Monday, November 23, 2015

Highlands Student Earns Perfect Score on ACT

Mark Baron and his mother, Elizabeth at the Highlands Soccer Senior Night. DWCPhoto.com
Highlands High School senior Mark Baron earned a perfect score of 36 on the October ACT test. Nationally, less than one-tenth of 1% of all students who take the ACT earn a score of 36.

All high school juniors are required to take the ACT as part of the annual state assessment. However, during his junior year, Baron took the ACT three times. After scoring a 33 on both his first and second attempts, Baron purchased and completed the online ACT Prep course offered through ACT, improving his score to a very impressive 35 on his third test.

Even though Baron states he “was satisfied with a 35” and doesn’t believe “there's much difference between a 35 and a 36 besides being on your game and it being your day,” he decided to take the test again last month to improve his writing score.


“We are so very proud of Mark’s performance,” stated Brian Robinson, Highlands High School principal. “A perfect score of 36 is a feat that very few students in the nation are able to accomplish. This is not only a tribute to his obvious intellectual talents but also illustrates to the entire school community the importance of being goal-centered and dedicated.”

“Mark was in my Pre-AP English I class as a freshman,” said Laura Schnitzler, HHS guidance counselor. “Now that I am working with him as his school counselor, I am proud to see him achieve this tremendous accomplishment.”

As for his long-term plans, Baron stated that he is looking into the sciences for a major, most likely physics. Although he has not made a final college selection as yet, his current number one choice is Vanderbilt University.

The ACT contains five curriculum- and standards-based assessments: English, Mathematics, Reading, Science and an optional Writing Test. Accepted by all four-year colleges and universities in the United States, the assessment is used as a college admissions and placement test and measures the skills and knowledge needed for first-year college success.
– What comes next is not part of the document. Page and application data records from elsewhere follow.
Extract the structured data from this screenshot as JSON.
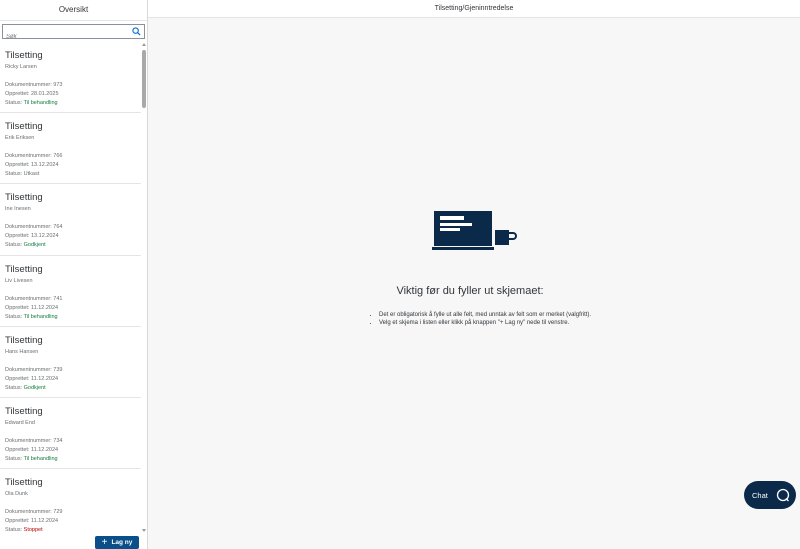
{
  "sidebar": {
    "title": "Oversikt",
    "search_placeholder": "Søk",
    "new_button_label": "Lag ny",
    "items": [
      {
        "title": "Tilsetting",
        "name": "Ricky Larsen",
        "doc": "Dokumentnummer: 973",
        "created": "Opprettet: 28.01.2025",
        "status_label": "Status: ",
        "status": "Til behandling",
        "status_color": "green"
      },
      {
        "title": "Tilsetting",
        "name": "Erik Eriksen",
        "doc": "Dokumentnummer: 766",
        "created": "Opprettet: 13.12.2024",
        "status_label": "Status: ",
        "status": "Utkast",
        "status_color": "plain"
      },
      {
        "title": "Tilsetting",
        "name": "Ine Inesen",
        "doc": "Dokumentnummer: 764",
        "created": "Opprettet: 13.12.2024",
        "status_label": "Status: ",
        "status": "Godkjent",
        "status_color": "green"
      },
      {
        "title": "Tilsetting",
        "name": "Liv Livesen",
        "doc": "Dokumentnummer: 741",
        "created": "Opprettet: 11.12.2024",
        "status_label": "Status: ",
        "status": "Til behandling",
        "status_color": "green"
      },
      {
        "title": "Tilsetting",
        "name": "Hans Hansen",
        "doc": "Dokumentnummer: 739",
        "created": "Opprettet: 11.12.2024",
        "status_label": "Status: ",
        "status": "Godkjent",
        "status_color": "green"
      },
      {
        "title": "Tilsetting",
        "name": "Edward End",
        "doc": "Dokumentnummer: 734",
        "created": "Opprettet: 11.12.2024",
        "status_label": "Status: ",
        "status": "Til behandling",
        "status_color": "green"
      },
      {
        "title": "Tilsetting",
        "name": "Ola Dunk",
        "doc": "Dokumentnummer: 729",
        "created": "Opprettet: 11.12.2024",
        "status_label": "Status: ",
        "status": "Stoppet",
        "status_color": "red"
      }
    ]
  },
  "main": {
    "title": "Tilsetting/Gjeninntredelse",
    "message_title": "Viktig før du fyller ut skjemaet:",
    "bullets": [
      "Det er obligatorisk å fylle ut alle felt, med unntak av felt som er merket (valgfritt).",
      "Velg et skjema i listen eller klikk på knappen \"+ Lag ny\" nede til venstre."
    ]
  },
  "chat": {
    "label": "Chat"
  },
  "colors": {
    "accent": "#0b4f8a",
    "status_green": "#107e3e",
    "status_red": "#bb0000",
    "illustration": "#0b2a4a"
  },
  "icons": {
    "search": "search-icon",
    "add": "plus-icon",
    "chat": "chat-bubble-icon",
    "illustration": "laptop-coffee-illustration"
  }
}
1 comment:

  1. Mark, try Cal Tech and/or MIT

    ReplyDelete